Task: Tell how many lines in the data below include the word "vars". The answer is the number only.

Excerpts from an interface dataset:
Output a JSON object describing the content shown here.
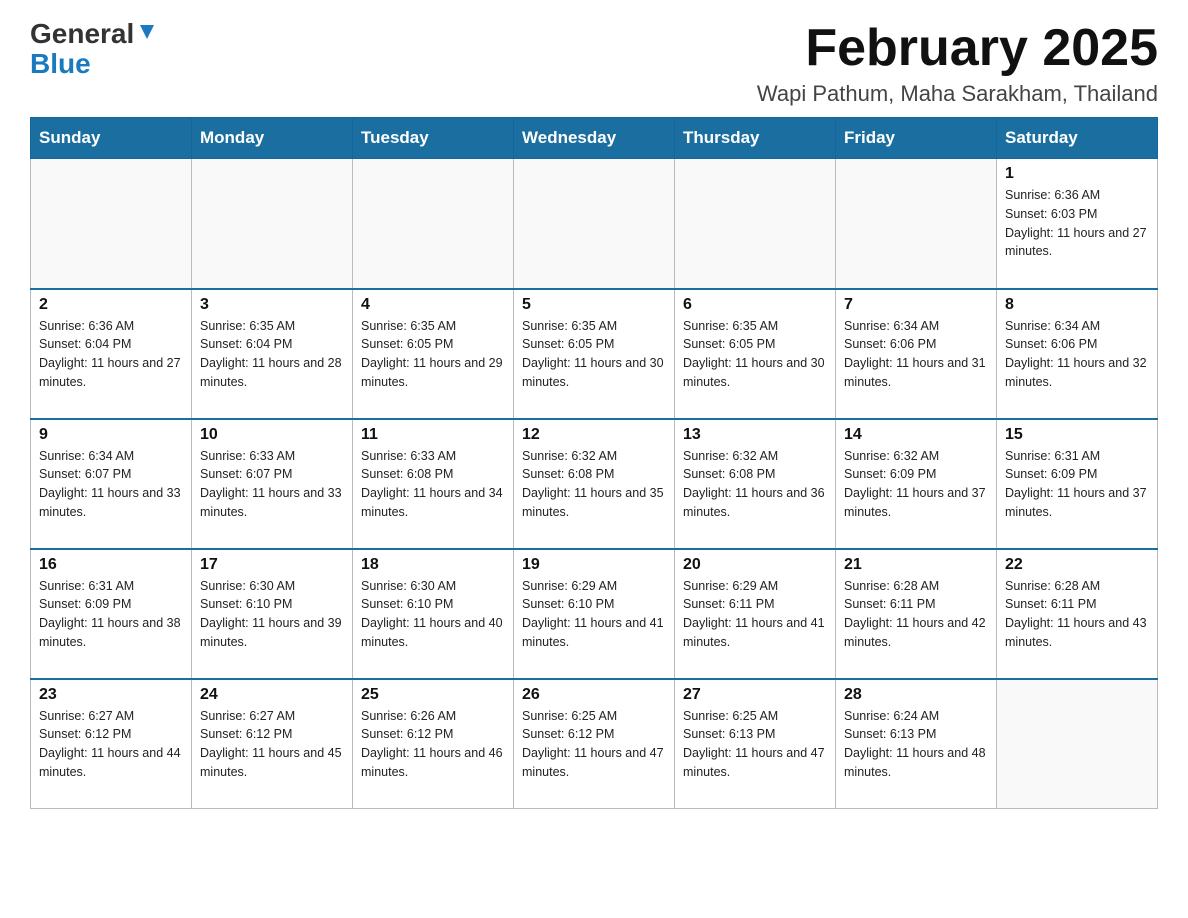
{
  "header": {
    "logo_general": "General",
    "logo_blue": "Blue",
    "month_title": "February 2025",
    "location": "Wapi Pathum, Maha Sarakham, Thailand"
  },
  "weekdays": [
    "Sunday",
    "Monday",
    "Tuesday",
    "Wednesday",
    "Thursday",
    "Friday",
    "Saturday"
  ],
  "weeks": [
    [
      {
        "day": "",
        "sunrise": "",
        "sunset": "",
        "daylight": ""
      },
      {
        "day": "",
        "sunrise": "",
        "sunset": "",
        "daylight": ""
      },
      {
        "day": "",
        "sunrise": "",
        "sunset": "",
        "daylight": ""
      },
      {
        "day": "",
        "sunrise": "",
        "sunset": "",
        "daylight": ""
      },
      {
        "day": "",
        "sunrise": "",
        "sunset": "",
        "daylight": ""
      },
      {
        "day": "",
        "sunrise": "",
        "sunset": "",
        "daylight": ""
      },
      {
        "day": "1",
        "sunrise": "Sunrise: 6:36 AM",
        "sunset": "Sunset: 6:03 PM",
        "daylight": "Daylight: 11 hours and 27 minutes."
      }
    ],
    [
      {
        "day": "2",
        "sunrise": "Sunrise: 6:36 AM",
        "sunset": "Sunset: 6:04 PM",
        "daylight": "Daylight: 11 hours and 27 minutes."
      },
      {
        "day": "3",
        "sunrise": "Sunrise: 6:35 AM",
        "sunset": "Sunset: 6:04 PM",
        "daylight": "Daylight: 11 hours and 28 minutes."
      },
      {
        "day": "4",
        "sunrise": "Sunrise: 6:35 AM",
        "sunset": "Sunset: 6:05 PM",
        "daylight": "Daylight: 11 hours and 29 minutes."
      },
      {
        "day": "5",
        "sunrise": "Sunrise: 6:35 AM",
        "sunset": "Sunset: 6:05 PM",
        "daylight": "Daylight: 11 hours and 30 minutes."
      },
      {
        "day": "6",
        "sunrise": "Sunrise: 6:35 AM",
        "sunset": "Sunset: 6:05 PM",
        "daylight": "Daylight: 11 hours and 30 minutes."
      },
      {
        "day": "7",
        "sunrise": "Sunrise: 6:34 AM",
        "sunset": "Sunset: 6:06 PM",
        "daylight": "Daylight: 11 hours and 31 minutes."
      },
      {
        "day": "8",
        "sunrise": "Sunrise: 6:34 AM",
        "sunset": "Sunset: 6:06 PM",
        "daylight": "Daylight: 11 hours and 32 minutes."
      }
    ],
    [
      {
        "day": "9",
        "sunrise": "Sunrise: 6:34 AM",
        "sunset": "Sunset: 6:07 PM",
        "daylight": "Daylight: 11 hours and 33 minutes."
      },
      {
        "day": "10",
        "sunrise": "Sunrise: 6:33 AM",
        "sunset": "Sunset: 6:07 PM",
        "daylight": "Daylight: 11 hours and 33 minutes."
      },
      {
        "day": "11",
        "sunrise": "Sunrise: 6:33 AM",
        "sunset": "Sunset: 6:08 PM",
        "daylight": "Daylight: 11 hours and 34 minutes."
      },
      {
        "day": "12",
        "sunrise": "Sunrise: 6:32 AM",
        "sunset": "Sunset: 6:08 PM",
        "daylight": "Daylight: 11 hours and 35 minutes."
      },
      {
        "day": "13",
        "sunrise": "Sunrise: 6:32 AM",
        "sunset": "Sunset: 6:08 PM",
        "daylight": "Daylight: 11 hours and 36 minutes."
      },
      {
        "day": "14",
        "sunrise": "Sunrise: 6:32 AM",
        "sunset": "Sunset: 6:09 PM",
        "daylight": "Daylight: 11 hours and 37 minutes."
      },
      {
        "day": "15",
        "sunrise": "Sunrise: 6:31 AM",
        "sunset": "Sunset: 6:09 PM",
        "daylight": "Daylight: 11 hours and 37 minutes."
      }
    ],
    [
      {
        "day": "16",
        "sunrise": "Sunrise: 6:31 AM",
        "sunset": "Sunset: 6:09 PM",
        "daylight": "Daylight: 11 hours and 38 minutes."
      },
      {
        "day": "17",
        "sunrise": "Sunrise: 6:30 AM",
        "sunset": "Sunset: 6:10 PM",
        "daylight": "Daylight: 11 hours and 39 minutes."
      },
      {
        "day": "18",
        "sunrise": "Sunrise: 6:30 AM",
        "sunset": "Sunset: 6:10 PM",
        "daylight": "Daylight: 11 hours and 40 minutes."
      },
      {
        "day": "19",
        "sunrise": "Sunrise: 6:29 AM",
        "sunset": "Sunset: 6:10 PM",
        "daylight": "Daylight: 11 hours and 41 minutes."
      },
      {
        "day": "20",
        "sunrise": "Sunrise: 6:29 AM",
        "sunset": "Sunset: 6:11 PM",
        "daylight": "Daylight: 11 hours and 41 minutes."
      },
      {
        "day": "21",
        "sunrise": "Sunrise: 6:28 AM",
        "sunset": "Sunset: 6:11 PM",
        "daylight": "Daylight: 11 hours and 42 minutes."
      },
      {
        "day": "22",
        "sunrise": "Sunrise: 6:28 AM",
        "sunset": "Sunset: 6:11 PM",
        "daylight": "Daylight: 11 hours and 43 minutes."
      }
    ],
    [
      {
        "day": "23",
        "sunrise": "Sunrise: 6:27 AM",
        "sunset": "Sunset: 6:12 PM",
        "daylight": "Daylight: 11 hours and 44 minutes."
      },
      {
        "day": "24",
        "sunrise": "Sunrise: 6:27 AM",
        "sunset": "Sunset: 6:12 PM",
        "daylight": "Daylight: 11 hours and 45 minutes."
      },
      {
        "day": "25",
        "sunrise": "Sunrise: 6:26 AM",
        "sunset": "Sunset: 6:12 PM",
        "daylight": "Daylight: 11 hours and 46 minutes."
      },
      {
        "day": "26",
        "sunrise": "Sunrise: 6:25 AM",
        "sunset": "Sunset: 6:12 PM",
        "daylight": "Daylight: 11 hours and 47 minutes."
      },
      {
        "day": "27",
        "sunrise": "Sunrise: 6:25 AM",
        "sunset": "Sunset: 6:13 PM",
        "daylight": "Daylight: 11 hours and 47 minutes."
      },
      {
        "day": "28",
        "sunrise": "Sunrise: 6:24 AM",
        "sunset": "Sunset: 6:13 PM",
        "daylight": "Daylight: 11 hours and 48 minutes."
      },
      {
        "day": "",
        "sunrise": "",
        "sunset": "",
        "daylight": ""
      }
    ]
  ]
}
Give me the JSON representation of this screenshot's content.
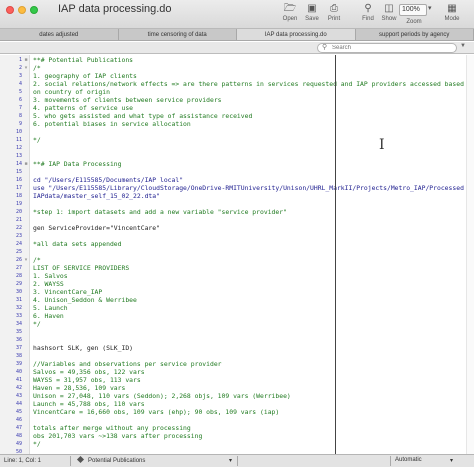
{
  "window": {
    "title": "IAP data processing.do"
  },
  "toolbar": {
    "open_label": "Open",
    "save_label": "Save",
    "print_label": "Print",
    "find_label": "Find",
    "show_label": "Show",
    "zoom_label": "Zoom",
    "mode_label": "Mode",
    "zoom_value": "100%"
  },
  "tabs": [
    {
      "label": "dates adjusted"
    },
    {
      "label": "time censoring of data"
    },
    {
      "label": "IAP data processing.do"
    },
    {
      "label": "support periods by agency"
    }
  ],
  "search": {
    "placeholder": "Search"
  },
  "gutter": {
    "line_numbers": [
      "1",
      "2",
      "3",
      "4",
      "5",
      "6",
      "7",
      "8",
      "9",
      "10",
      "11",
      "12",
      "13",
      "14",
      "15",
      "16",
      "17",
      "18",
      "19",
      "20",
      "21",
      "22",
      "23",
      "24",
      "25",
      "26",
      "27",
      "28",
      "29",
      "30",
      "31",
      "32",
      "33",
      "34",
      "35",
      "36",
      "37",
      "38",
      "39",
      "40",
      "41",
      "42",
      "43",
      "44",
      "45",
      "46",
      "47",
      "48",
      "49",
      "50",
      "51"
    ]
  },
  "code": {
    "lines": [
      {
        "text": "**# Potential Publications",
        "kind": "comment"
      },
      {
        "text": "/*",
        "kind": "comment"
      },
      {
        "text": "1. geography of IAP clients",
        "kind": "comment"
      },
      {
        "text": "2. social relations/network effects => are there patterns in services requested and IAP providers accessed based",
        "kind": "comment"
      },
      {
        "text": "on country of origin",
        "kind": "comment"
      },
      {
        "text": "3. movements of clients between service providers",
        "kind": "comment"
      },
      {
        "text": "4. patterns of service use",
        "kind": "comment"
      },
      {
        "text": "5. who gets assisted and what type of assistance received",
        "kind": "comment"
      },
      {
        "text": "6. potential biases in service allocation",
        "kind": "comment"
      },
      {
        "text": "",
        "kind": "blank"
      },
      {
        "text": "*/",
        "kind": "comment"
      },
      {
        "text": "",
        "kind": "blank"
      },
      {
        "text": "",
        "kind": "blank"
      },
      {
        "text": "**# IAP Data Processing",
        "kind": "comment"
      },
      {
        "text": "",
        "kind": "blank"
      },
      {
        "text": "cd \"/Users/E115585/Documents/IAP local\"",
        "kind": "kw"
      },
      {
        "text": "use \"/Users/E115585/Library/CloudStorage/OneDrive-RMITUniversity/Unison/UHRL_MarkII/Projects/Metro_IAP/Processed",
        "kind": "kw"
      },
      {
        "text": "IAPdata/master_self_15_02_22.dta\"",
        "kind": "kw"
      },
      {
        "text": "",
        "kind": "blank"
      },
      {
        "text": "*step 1: import datasets and add a new variable \"service provider\"",
        "kind": "comment"
      },
      {
        "text": "",
        "kind": "blank"
      },
      {
        "text": "gen ServiceProvider=\"VincentCare\"",
        "kind": "plain"
      },
      {
        "text": "",
        "kind": "blank"
      },
      {
        "text": "*all data sets appended",
        "kind": "comment"
      },
      {
        "text": "",
        "kind": "blank"
      },
      {
        "text": "/*",
        "kind": "comment"
      },
      {
        "text": "LIST OF SERVICE PROVIDERS",
        "kind": "comment"
      },
      {
        "text": "1. Salvos",
        "kind": "comment"
      },
      {
        "text": "2. WAYSS",
        "kind": "comment"
      },
      {
        "text": "3. VincentCare_IAP",
        "kind": "comment"
      },
      {
        "text": "4. Unison_Seddon & Werribee",
        "kind": "comment"
      },
      {
        "text": "5. Launch",
        "kind": "comment"
      },
      {
        "text": "6. Haven",
        "kind": "comment"
      },
      {
        "text": "*/",
        "kind": "comment"
      },
      {
        "text": "",
        "kind": "blank"
      },
      {
        "text": "",
        "kind": "blank"
      },
      {
        "text": "hashsort SLK, gen (SLK_ID)",
        "kind": "plain"
      },
      {
        "text": "",
        "kind": "blank"
      },
      {
        "text": "//Variables and observations per service provider",
        "kind": "comment"
      },
      {
        "text": "Salvos = 49,356 obs, 122 vars",
        "kind": "comment"
      },
      {
        "text": "WAYSS = 31,957 obs, 113 vars",
        "kind": "comment"
      },
      {
        "text": "Haven = 28,536, 109 vars",
        "kind": "comment"
      },
      {
        "text": "Unison = 27,048, 110 vars (Seddon); 2,268 objs, 109 vars (Werribee)",
        "kind": "comment"
      },
      {
        "text": "Launch = 45,788 obs, 110 vars",
        "kind": "comment"
      },
      {
        "text": "VincentCare = 16,660 obs, 109 vars (ehp); 90 obs, 109 vars (iap)",
        "kind": "comment"
      },
      {
        "text": "",
        "kind": "blank"
      },
      {
        "text": "totals after merge without any processing",
        "kind": "comment"
      },
      {
        "text": "obs 201,703 vars ~>138 vars after processing",
        "kind": "comment"
      },
      {
        "text": "*/",
        "kind": "comment"
      },
      {
        "text": "",
        "kind": "blank"
      },
      {
        "text": "/* Initial findings before subsetting data to only household heads",
        "kind": "comment"
      }
    ]
  },
  "status": {
    "position": "Line: 1, Col: 1",
    "section": "Potential Publications",
    "encoding": "Automatic"
  },
  "colors": {
    "comment": "#1f7a1f",
    "keyword": "#202090",
    "line_number": "#3a3ab0"
  }
}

Response: 7